#### [TASK TO CARRY OUT]
Report each line of the entries below that includes "time".

#### [PROVIDED DATA]
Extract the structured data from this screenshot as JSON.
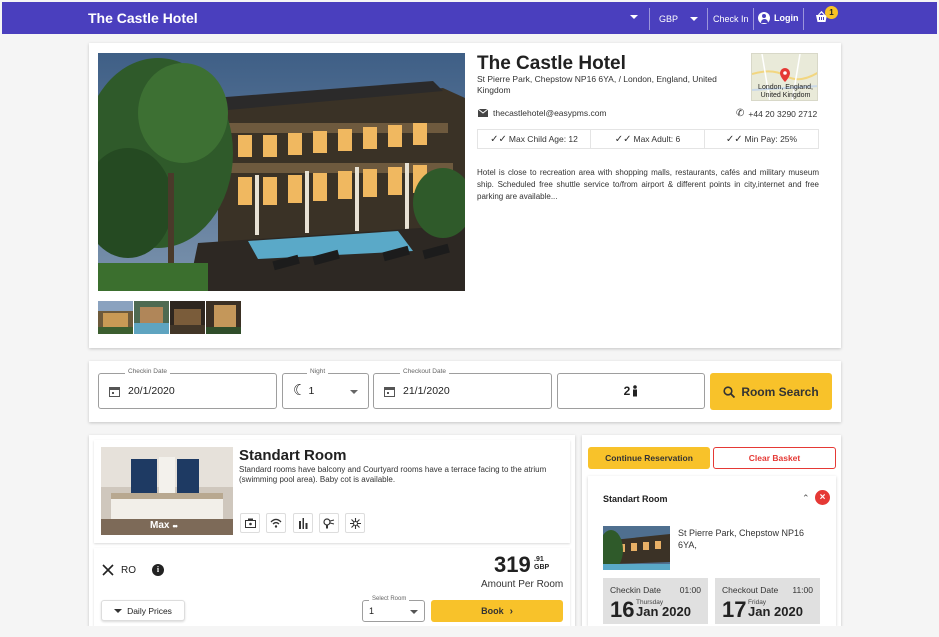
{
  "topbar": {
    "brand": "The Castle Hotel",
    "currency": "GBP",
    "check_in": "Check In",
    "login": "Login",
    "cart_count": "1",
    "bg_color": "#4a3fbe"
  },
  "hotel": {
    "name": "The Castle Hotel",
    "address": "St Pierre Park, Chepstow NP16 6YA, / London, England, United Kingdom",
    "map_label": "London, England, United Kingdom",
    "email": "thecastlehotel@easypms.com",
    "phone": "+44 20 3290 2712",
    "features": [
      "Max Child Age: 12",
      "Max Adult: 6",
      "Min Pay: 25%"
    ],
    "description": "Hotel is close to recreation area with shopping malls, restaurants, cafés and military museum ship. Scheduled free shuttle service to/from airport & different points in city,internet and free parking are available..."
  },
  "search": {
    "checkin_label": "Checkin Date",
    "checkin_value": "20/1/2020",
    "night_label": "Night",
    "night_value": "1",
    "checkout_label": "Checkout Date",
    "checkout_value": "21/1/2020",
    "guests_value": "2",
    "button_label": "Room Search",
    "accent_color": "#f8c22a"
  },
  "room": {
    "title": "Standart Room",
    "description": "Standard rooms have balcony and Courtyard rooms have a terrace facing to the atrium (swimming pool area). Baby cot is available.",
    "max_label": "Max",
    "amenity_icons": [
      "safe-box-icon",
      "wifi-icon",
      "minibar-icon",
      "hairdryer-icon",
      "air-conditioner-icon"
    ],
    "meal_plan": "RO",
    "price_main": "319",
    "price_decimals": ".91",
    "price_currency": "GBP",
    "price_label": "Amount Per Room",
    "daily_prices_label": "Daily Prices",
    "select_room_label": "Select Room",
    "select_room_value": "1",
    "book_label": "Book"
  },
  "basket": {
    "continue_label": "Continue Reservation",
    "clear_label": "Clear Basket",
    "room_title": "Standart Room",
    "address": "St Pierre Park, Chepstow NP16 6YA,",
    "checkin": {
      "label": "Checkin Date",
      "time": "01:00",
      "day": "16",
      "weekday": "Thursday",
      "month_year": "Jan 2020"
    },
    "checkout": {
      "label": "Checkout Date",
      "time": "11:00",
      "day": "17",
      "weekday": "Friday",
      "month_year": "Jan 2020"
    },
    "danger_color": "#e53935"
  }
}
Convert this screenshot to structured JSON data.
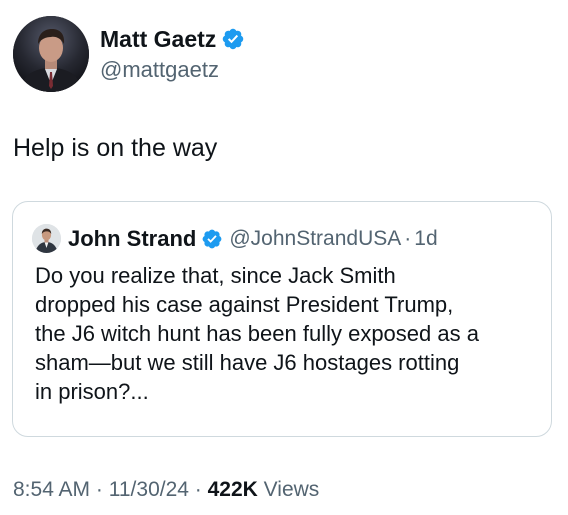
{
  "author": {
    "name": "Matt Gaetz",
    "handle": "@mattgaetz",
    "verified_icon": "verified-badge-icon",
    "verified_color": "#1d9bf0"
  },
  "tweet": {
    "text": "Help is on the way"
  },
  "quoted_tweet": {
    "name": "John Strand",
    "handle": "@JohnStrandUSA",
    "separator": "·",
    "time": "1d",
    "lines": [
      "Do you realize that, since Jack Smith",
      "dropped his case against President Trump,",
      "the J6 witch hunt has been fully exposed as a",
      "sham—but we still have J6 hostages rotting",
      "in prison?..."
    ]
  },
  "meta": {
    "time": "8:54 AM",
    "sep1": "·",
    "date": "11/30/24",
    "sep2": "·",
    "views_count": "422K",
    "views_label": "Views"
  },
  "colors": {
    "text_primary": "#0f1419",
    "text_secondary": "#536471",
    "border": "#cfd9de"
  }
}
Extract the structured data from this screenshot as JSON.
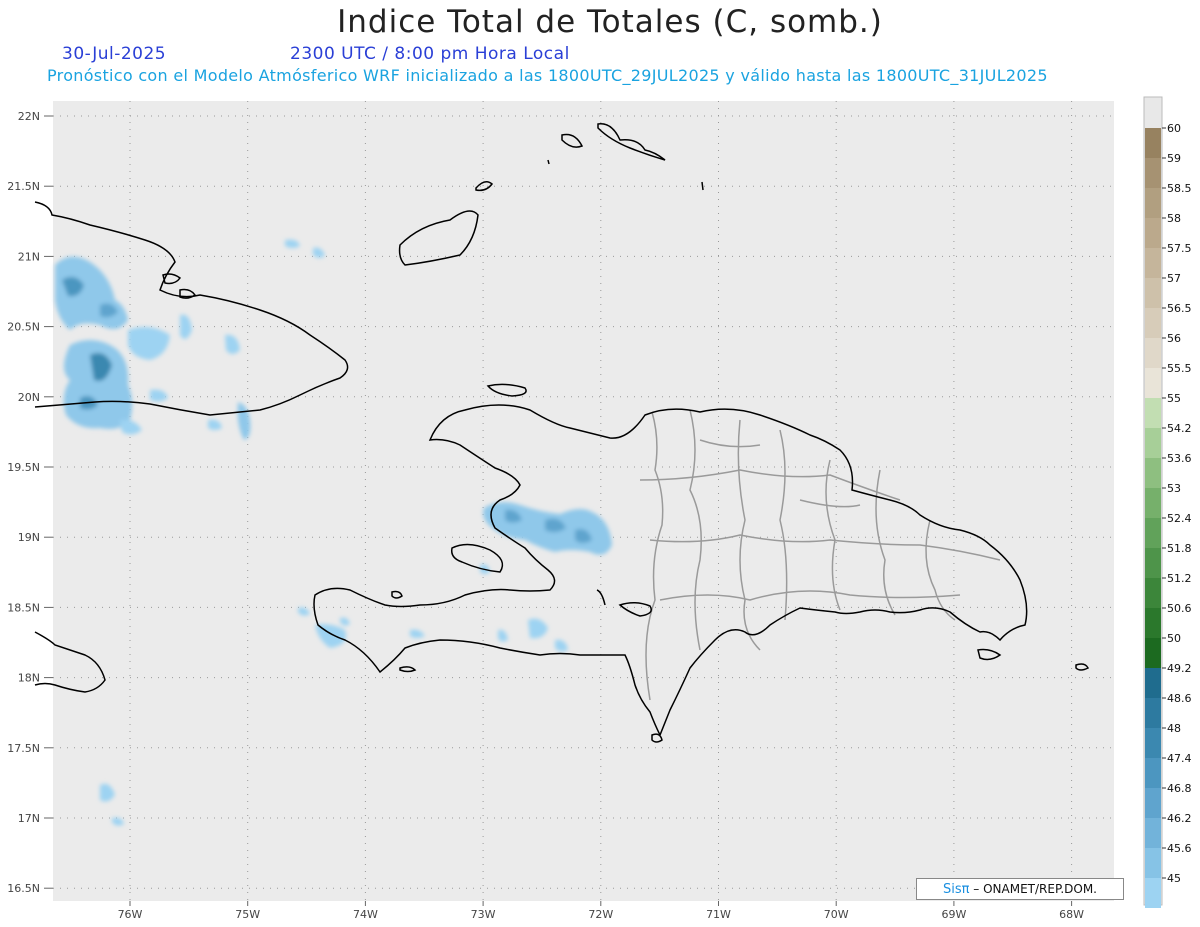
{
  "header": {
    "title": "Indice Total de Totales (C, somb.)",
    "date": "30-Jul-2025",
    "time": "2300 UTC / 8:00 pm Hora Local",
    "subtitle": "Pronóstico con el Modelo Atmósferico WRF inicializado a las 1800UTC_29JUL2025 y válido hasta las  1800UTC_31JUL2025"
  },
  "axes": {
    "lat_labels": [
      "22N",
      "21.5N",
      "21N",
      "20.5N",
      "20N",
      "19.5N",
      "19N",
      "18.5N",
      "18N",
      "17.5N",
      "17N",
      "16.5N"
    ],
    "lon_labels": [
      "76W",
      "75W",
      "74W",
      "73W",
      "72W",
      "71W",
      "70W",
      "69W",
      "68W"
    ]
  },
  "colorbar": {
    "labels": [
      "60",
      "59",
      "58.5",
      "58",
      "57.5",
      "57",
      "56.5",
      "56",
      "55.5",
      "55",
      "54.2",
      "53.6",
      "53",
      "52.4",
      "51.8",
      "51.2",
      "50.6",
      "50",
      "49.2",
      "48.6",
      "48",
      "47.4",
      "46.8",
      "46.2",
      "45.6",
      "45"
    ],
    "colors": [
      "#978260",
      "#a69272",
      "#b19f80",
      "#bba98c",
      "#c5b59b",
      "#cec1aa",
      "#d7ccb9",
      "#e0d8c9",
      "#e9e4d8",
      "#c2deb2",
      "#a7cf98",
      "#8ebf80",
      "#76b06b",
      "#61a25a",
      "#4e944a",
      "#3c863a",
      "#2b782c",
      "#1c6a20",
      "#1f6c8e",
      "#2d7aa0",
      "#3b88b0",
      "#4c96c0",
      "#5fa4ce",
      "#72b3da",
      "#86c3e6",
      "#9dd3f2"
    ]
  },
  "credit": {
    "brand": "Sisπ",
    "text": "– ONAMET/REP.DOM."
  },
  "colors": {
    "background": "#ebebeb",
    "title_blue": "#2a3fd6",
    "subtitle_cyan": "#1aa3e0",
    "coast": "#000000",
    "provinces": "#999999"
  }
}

#### [ANSWER BELOW]
      "time": "01:00",
      "time": "11:00",
    "time": "1d",
    "time": "8:54 AM",
    "time": "2300 UTC / 8:00 pm Hora Local",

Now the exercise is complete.